Samurai are synonymous with Japan. Their skill with the sword was legendary. Their obligation and dedication to protect their lord was immeasurable. Samurai were the highest members of society and could enjoy the finer things in life because they received land from their rulers. The samurai may be gone, but their spirit lives on in Kakunodate, the Samurai District of Akita Prefecture.
You can reach Kakunodate and its tourist center by car or by train. In either case you’ll be starting your journey at Kakunodate Station. Exit the station and take a right. After a two minute walk, you’ll find the town’s tourist center on your left. This is your one stop shop for maps and pamphlets in Japanese, English, and even a few other languages. The town does a great job in making it easy for the traveler to get around. There are maps posted around town, taxi tours, and friendly shopkeepers to point you in the right direction if you get lost. You can grab some snacks or small souvenirs from the tourist center, but I recommend waiting until you arrive at the main attraction of the town. Open your map and start your samurai swagger, it’s time to explore Kakunodate.
Kakunodate is known as the Samurai District for good reason. Scattered throughout the town are remnants of the Satake clan’s great empire. Although the Satake clan was on the losing side of the Battle of Sekigahara, the new Shogun Tokugawa Ieyasu showed fellow samurai some respect. After drastically reducing the land the Satake clan controlled, he allowed the clan, like others he had dominated, to join his new government if they behaved themselves. Today, the descendants of the wealthiest samurai families preserve and proudly display their houses that survived the war-torn country.
While there are temples, various shops, restaurants, and even a rickshaw to ride around in, people come to Kakunodate for the samurai manors. There are seven manors, each with their own history and feel. It is easy to visit all of them because they are all located within a ten minute walk of each other and admission is less than 500 yen and sometimes free, depending on the house. Before entering these houses, take a look at the Edo style architecture. Some houses even still retain thatched roofs and magnificent, though small, gardens.
I have two houses in particular I recommend. First is the Aoyagi Samurai Manor. This samurai house is one of the largest and is the best model of the town in my opinion. I still remembered the feeling of walking through its front gate, feeling like a samurai returning from an afternoon walk. I quelled my curiosity by taking photos of the garden and entering one of the buildings that housed samurai artifacts. Second is the Ishiguro Residence with its extensive attached museum, friendly staff, and seasonal displays. When I visited the Ishiguro samurai house, I really felt like someone lived there--in fact, a few members of later generations of the same samurai clan still do live there!

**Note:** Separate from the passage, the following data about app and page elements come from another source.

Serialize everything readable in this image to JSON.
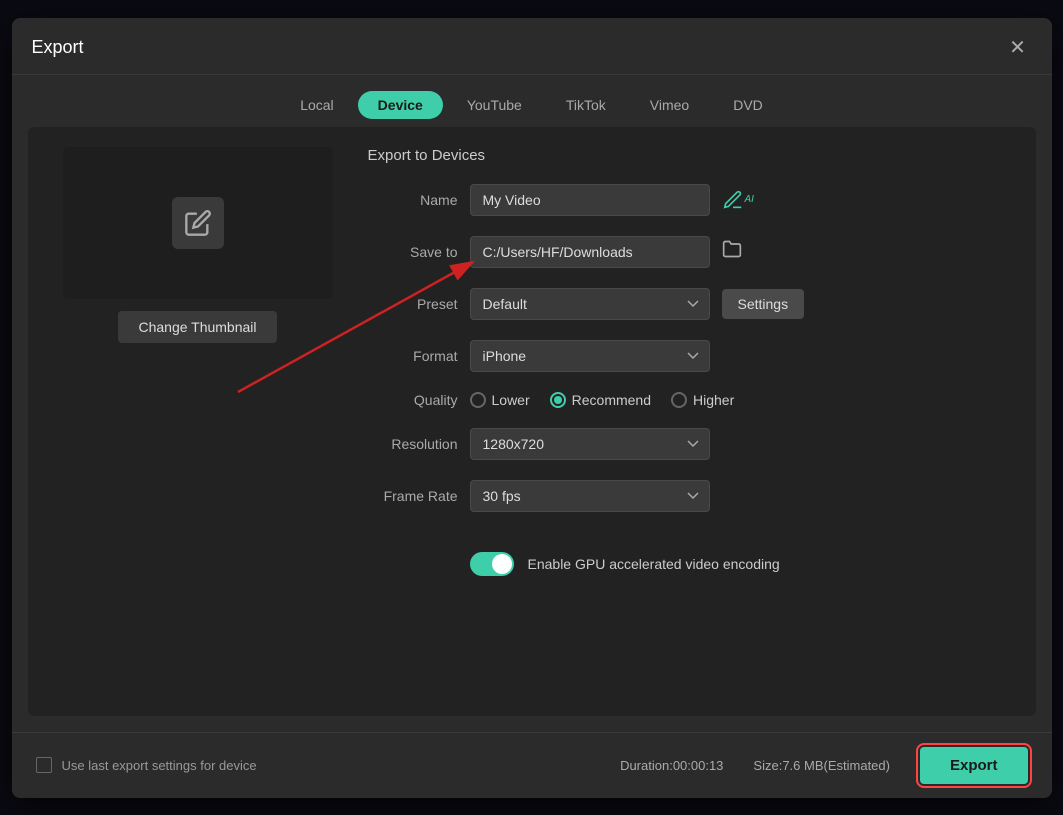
{
  "dialog": {
    "title": "Export",
    "close_label": "✕"
  },
  "tabs": {
    "items": [
      {
        "id": "local",
        "label": "Local",
        "active": false
      },
      {
        "id": "device",
        "label": "Device",
        "active": true
      },
      {
        "id": "youtube",
        "label": "YouTube",
        "active": false
      },
      {
        "id": "tiktok",
        "label": "TikTok",
        "active": false
      },
      {
        "id": "vimeo",
        "label": "Vimeo",
        "active": false
      },
      {
        "id": "dvd",
        "label": "DVD",
        "active": false
      }
    ]
  },
  "thumbnail": {
    "change_label": "Change Thumbnail"
  },
  "form": {
    "section_title": "Export to Devices",
    "name_label": "Name",
    "name_value": "My Video",
    "save_to_label": "Save to",
    "save_to_value": "C:/Users/HF/Downloads",
    "preset_label": "Preset",
    "preset_value": "Default",
    "settings_label": "Settings",
    "format_label": "Format",
    "format_value": "iPhone",
    "quality_label": "Quality",
    "quality_lower": "Lower",
    "quality_recommend": "Recommend",
    "quality_higher": "Higher",
    "resolution_label": "Resolution",
    "resolution_value": "1280x720",
    "frame_rate_label": "Frame Rate",
    "frame_rate_value": "30 fps",
    "gpu_label": "Enable GPU accelerated video encoding"
  },
  "footer": {
    "checkbox_label": "Use last export settings for device",
    "duration_label": "Duration:",
    "duration_value": "00:00:13",
    "size_label": "Size:",
    "size_value": "7.6 MB(Estimated)",
    "export_label": "Export"
  }
}
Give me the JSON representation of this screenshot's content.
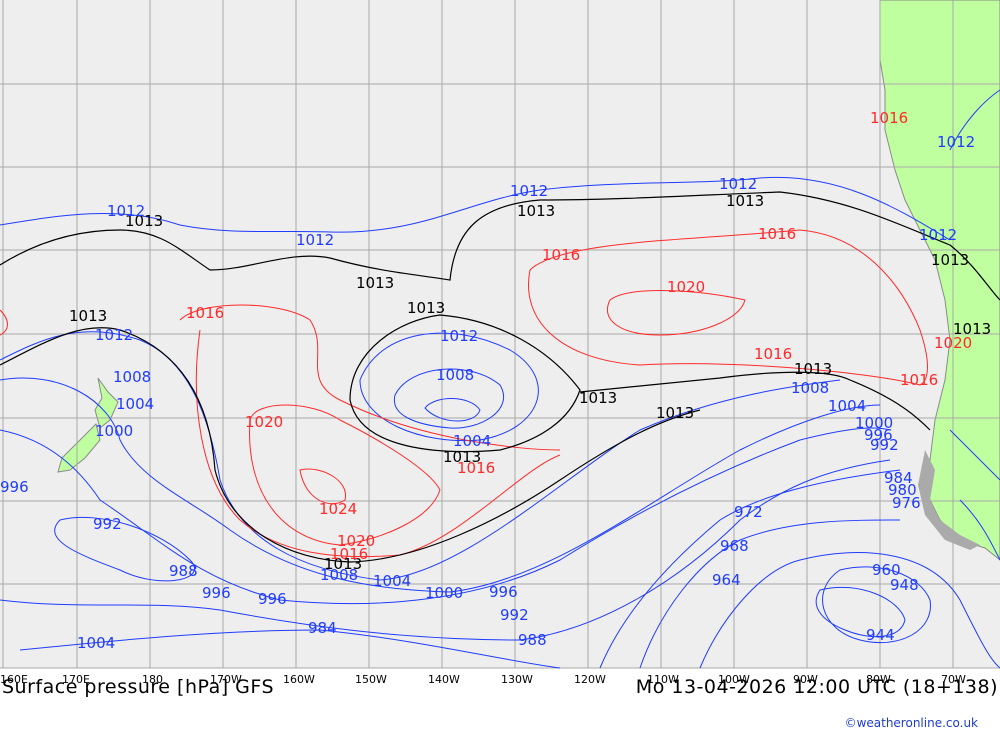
{
  "title": "Surface pressure [hPa] GFS",
  "datetime": "Mo 13-04-2026 12:00 UTC (18+138)",
  "credit": "©weatheronline.co.uk",
  "colors": {
    "ocean": "#eeeeee",
    "land": "#bfff9f",
    "grid": "#a0a0a0",
    "low_isobars": "#1f3cff",
    "high_isobars": "#ff2a2a",
    "standard_isobar": "#000000"
  },
  "longitude_ticks": [
    "160E",
    "170E",
    "180",
    "170W",
    "160W",
    "150W",
    "140W",
    "130W",
    "120W",
    "110W",
    "100W",
    "90W",
    "80W",
    "70W"
  ],
  "isobar_labels": {
    "black": [
      "1013",
      "1013",
      "1013",
      "1013",
      "1013",
      "1013",
      "1013",
      "1013",
      "1013",
      "1013",
      "1013",
      "1013",
      "1013"
    ],
    "blue": [
      "1012",
      "1012",
      "1012",
      "1012",
      "1012",
      "1012",
      "1012",
      "1012",
      "1008",
      "1008",
      "1008",
      "1004",
      "1004",
      "1004",
      "1004",
      "1000",
      "1000",
      "1000",
      "996",
      "996",
      "996",
      "996",
      "996",
      "992",
      "992",
      "992",
      "988",
      "988",
      "984",
      "984",
      "980",
      "976",
      "972",
      "968",
      "964",
      "960",
      "948",
      "944",
      "1004",
      "1008"
    ],
    "red": [
      "1016",
      "1016",
      "1016",
      "1016",
      "1016",
      "1016",
      "1016",
      "1020",
      "1020",
      "1020",
      "1020",
      "1024",
      "1016"
    ]
  }
}
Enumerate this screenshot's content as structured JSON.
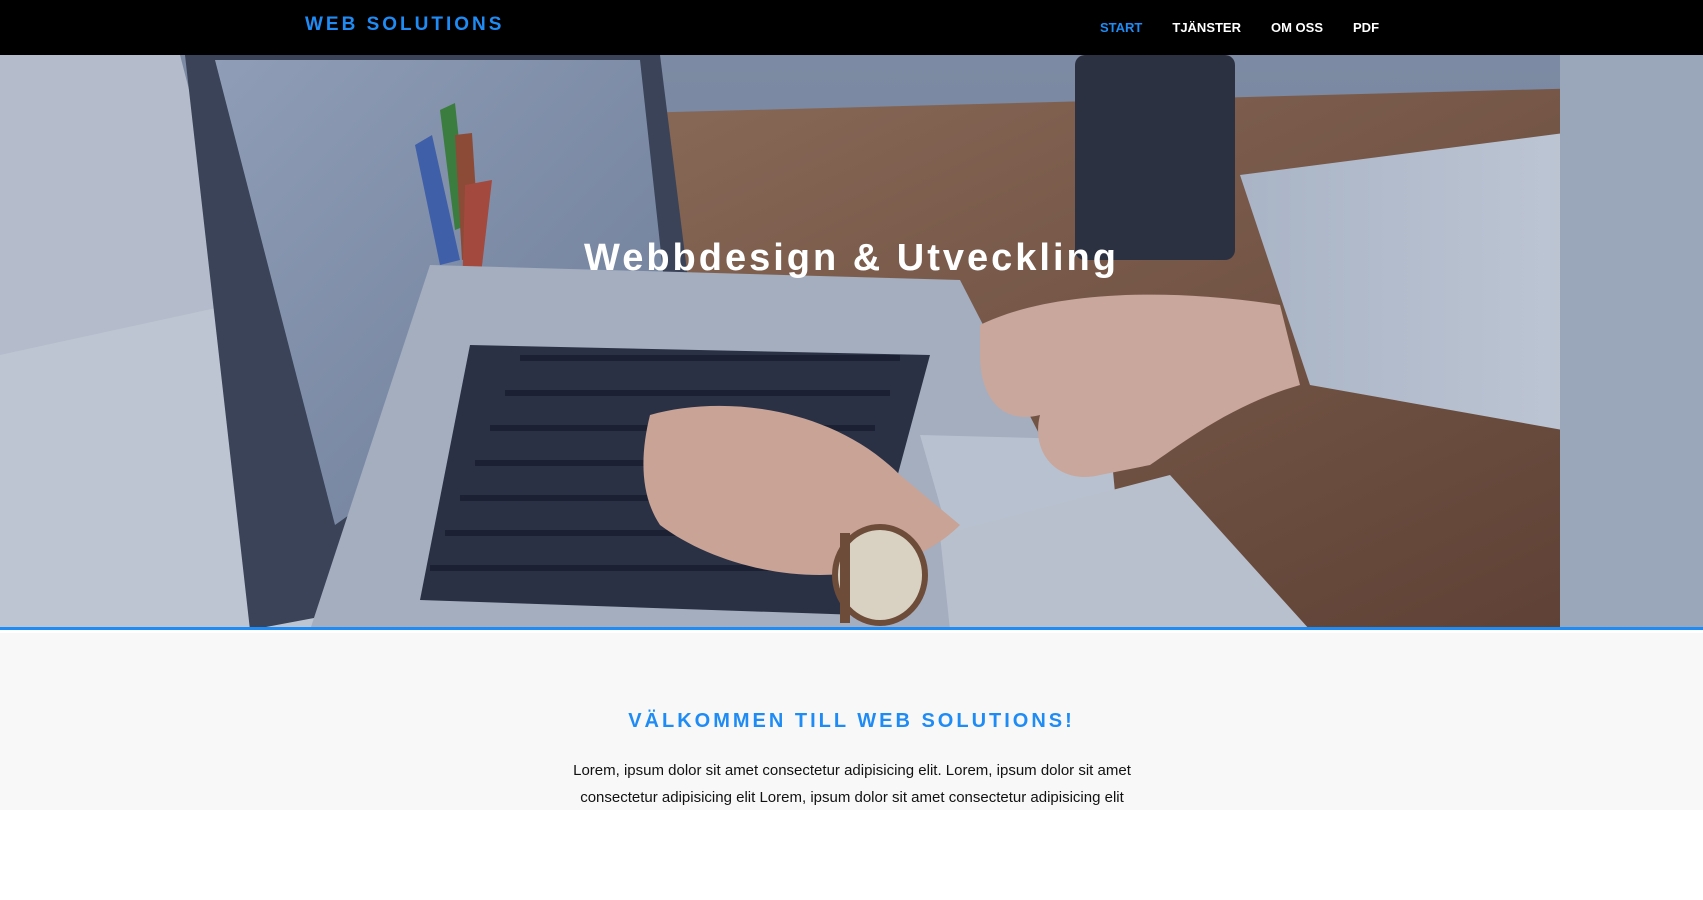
{
  "header": {
    "brand": "WEB SOLUTIONS",
    "nav": [
      {
        "label": "START",
        "active": true
      },
      {
        "label": "TJÄNSTER",
        "active": false
      },
      {
        "label": "OM OSS",
        "active": false
      },
      {
        "label": "PDF",
        "active": false
      }
    ]
  },
  "hero": {
    "title": "Webbdesign & Utveckling",
    "image": "laptop-typing-photo"
  },
  "welcome": {
    "heading": "VÄLKOMMEN TILL WEB SOLUTIONS!",
    "text": "Lorem, ipsum dolor sit amet consectetur adipisicing elit. Lorem, ipsum dolor sit amet consectetur adipisicing elit Lorem, ipsum dolor sit amet consectetur adipisicing elit"
  },
  "colors": {
    "accent": "#1f8cf5",
    "navbar": "#000000",
    "section_bg": "#f8f8f8"
  }
}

Some houses in Kakunodate also display artifacts, so keep a look out for suits of armor, swords, as well as everyday objects used for daily life. The best thing about seeing the items at these houses was that they were family heirlooms. The very suit of armor I saw was worn on the very street I just walked down. That made everything more magical. When you travel to Kakunodate, you too can feel the spirit of the samurai.